There is a controversy raging around the world over the distribution by Reuters of doctored photographs from Lebanon which exaggerate the damage done to Beirut by Israel's bombing strikes against Hizbullah targets.
This storm has now extended to allegations that many other photographs distributed by agencies have been deliberately faked or staged for effect while others still have been incorrectly labeled — again to achieve greater effect in the propaganda part of the ongoing conflict. The staging includes the choreographing of bodies being unearthed and directions being given to emergency workers to place them in such a way as to emphasize the death and suffering in the war in Lebanon.
Heaven knows that war is bad enough but things have reached the positively ghoulish stage when, for propaganda purposes, dead children are used as props for photographs or when a rescue worker is shown in one picture walking around in the same rubble in which he was previously shown lying prone and described as a "dead body".
[BEWARE, IT'S MY TURN TO GET GHOULISH NOW!]
Most of our local newspapers have, for some reason, shied away from the controversy but Melbourne Age reporter Ed O'Loughlin has managed to get in on the "dead men walking" act - this time to revive one of the jazz world's greatest icons in his story entitled "TEMPLE SURVIVED QUAKES, BUT CAN IT SURVIVE THE WAR?".
O'Loughlin was writing about the Baalbek festival, which "was to start on July 13 with shows by Deep Purple and Dizzy Gillespie and an opening-night comeback performance by legendary Lebanese diva Fairouz."

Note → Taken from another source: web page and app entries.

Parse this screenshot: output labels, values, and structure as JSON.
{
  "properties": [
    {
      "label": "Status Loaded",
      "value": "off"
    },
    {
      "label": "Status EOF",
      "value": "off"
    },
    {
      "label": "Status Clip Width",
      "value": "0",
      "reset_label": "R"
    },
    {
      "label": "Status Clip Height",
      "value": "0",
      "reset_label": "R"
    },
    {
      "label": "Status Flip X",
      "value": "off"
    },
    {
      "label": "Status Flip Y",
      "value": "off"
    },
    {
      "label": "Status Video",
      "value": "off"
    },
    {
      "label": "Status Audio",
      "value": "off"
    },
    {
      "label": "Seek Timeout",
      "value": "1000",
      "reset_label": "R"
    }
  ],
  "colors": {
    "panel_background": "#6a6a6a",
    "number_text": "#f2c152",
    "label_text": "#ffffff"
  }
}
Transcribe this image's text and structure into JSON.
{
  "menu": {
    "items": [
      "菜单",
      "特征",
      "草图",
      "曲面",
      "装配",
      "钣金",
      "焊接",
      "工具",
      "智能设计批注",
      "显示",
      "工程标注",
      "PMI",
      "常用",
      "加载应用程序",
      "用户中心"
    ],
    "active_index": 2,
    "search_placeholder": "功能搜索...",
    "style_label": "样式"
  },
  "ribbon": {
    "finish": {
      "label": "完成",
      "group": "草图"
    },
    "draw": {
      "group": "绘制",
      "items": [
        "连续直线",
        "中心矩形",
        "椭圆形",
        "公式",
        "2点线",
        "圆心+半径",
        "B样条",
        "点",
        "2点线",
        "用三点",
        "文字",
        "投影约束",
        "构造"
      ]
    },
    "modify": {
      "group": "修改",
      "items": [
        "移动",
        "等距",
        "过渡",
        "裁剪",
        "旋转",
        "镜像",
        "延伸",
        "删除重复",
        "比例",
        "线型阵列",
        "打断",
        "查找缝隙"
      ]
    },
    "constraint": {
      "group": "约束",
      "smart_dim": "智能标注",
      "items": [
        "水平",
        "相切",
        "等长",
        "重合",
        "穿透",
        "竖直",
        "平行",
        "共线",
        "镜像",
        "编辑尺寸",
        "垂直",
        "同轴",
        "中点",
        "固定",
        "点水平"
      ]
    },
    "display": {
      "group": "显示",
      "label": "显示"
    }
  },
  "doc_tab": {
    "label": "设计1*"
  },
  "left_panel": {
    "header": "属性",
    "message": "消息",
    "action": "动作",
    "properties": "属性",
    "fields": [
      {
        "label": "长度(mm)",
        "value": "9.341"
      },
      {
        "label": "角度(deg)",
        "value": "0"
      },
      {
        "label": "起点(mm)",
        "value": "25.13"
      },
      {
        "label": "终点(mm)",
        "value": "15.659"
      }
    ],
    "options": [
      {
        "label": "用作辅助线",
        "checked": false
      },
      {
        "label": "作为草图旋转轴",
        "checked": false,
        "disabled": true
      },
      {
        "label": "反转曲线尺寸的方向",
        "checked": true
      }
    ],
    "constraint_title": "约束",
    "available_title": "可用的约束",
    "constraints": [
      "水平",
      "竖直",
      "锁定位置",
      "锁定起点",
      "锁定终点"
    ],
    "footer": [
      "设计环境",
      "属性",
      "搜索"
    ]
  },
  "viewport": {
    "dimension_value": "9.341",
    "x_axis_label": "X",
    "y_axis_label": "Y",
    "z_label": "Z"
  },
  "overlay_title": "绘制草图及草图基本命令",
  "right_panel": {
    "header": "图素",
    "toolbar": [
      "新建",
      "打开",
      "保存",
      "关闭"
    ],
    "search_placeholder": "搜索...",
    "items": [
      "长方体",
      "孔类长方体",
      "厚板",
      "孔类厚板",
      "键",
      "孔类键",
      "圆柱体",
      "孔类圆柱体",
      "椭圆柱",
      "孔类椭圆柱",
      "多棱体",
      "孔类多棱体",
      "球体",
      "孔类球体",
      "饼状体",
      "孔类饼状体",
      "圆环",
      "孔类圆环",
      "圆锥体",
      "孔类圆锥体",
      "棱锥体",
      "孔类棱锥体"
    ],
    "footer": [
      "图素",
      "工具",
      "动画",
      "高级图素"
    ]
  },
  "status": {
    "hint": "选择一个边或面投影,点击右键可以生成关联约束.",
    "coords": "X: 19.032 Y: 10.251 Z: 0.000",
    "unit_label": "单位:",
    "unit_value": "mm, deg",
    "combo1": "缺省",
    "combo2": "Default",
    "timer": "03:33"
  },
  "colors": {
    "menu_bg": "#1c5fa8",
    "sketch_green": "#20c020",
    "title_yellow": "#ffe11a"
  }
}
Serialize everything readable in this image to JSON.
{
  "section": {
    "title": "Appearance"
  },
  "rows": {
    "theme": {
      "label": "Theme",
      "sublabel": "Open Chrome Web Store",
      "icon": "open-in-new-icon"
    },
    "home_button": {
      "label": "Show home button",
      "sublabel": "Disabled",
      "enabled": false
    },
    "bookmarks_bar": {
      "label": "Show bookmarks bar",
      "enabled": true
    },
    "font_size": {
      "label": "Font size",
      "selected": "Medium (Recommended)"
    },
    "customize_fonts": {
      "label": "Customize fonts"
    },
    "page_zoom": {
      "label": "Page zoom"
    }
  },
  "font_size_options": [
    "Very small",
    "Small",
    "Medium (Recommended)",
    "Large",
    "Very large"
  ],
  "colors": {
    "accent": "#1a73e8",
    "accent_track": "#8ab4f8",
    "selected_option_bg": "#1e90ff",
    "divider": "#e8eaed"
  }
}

Sadly, although it was the war that put an end to this year's Baalbek festival, natural causes took care of Dizzy years ago. Gillespie, who would have turned 89 in October this year, passed away on 6 January 1993 and was therefore not available to attend the festival in person. Indeed, had he appeared on stage, his comeback would have clearly overshadowed that of Ms. Fairouz.
It's comforting to know therefore, that the ubiquitous former Reuters photographer Adnan Hajj would almost certainly have been on hand and ready to give the task of putting the legendary trumpeter back into the picture his best shot.
As for O'Loughlin, his Fairfax biop, once described him as "lazy" which probably accounts for his lousy skills in the area of research of which this recent gaffe is just one of many examples at his newspaper.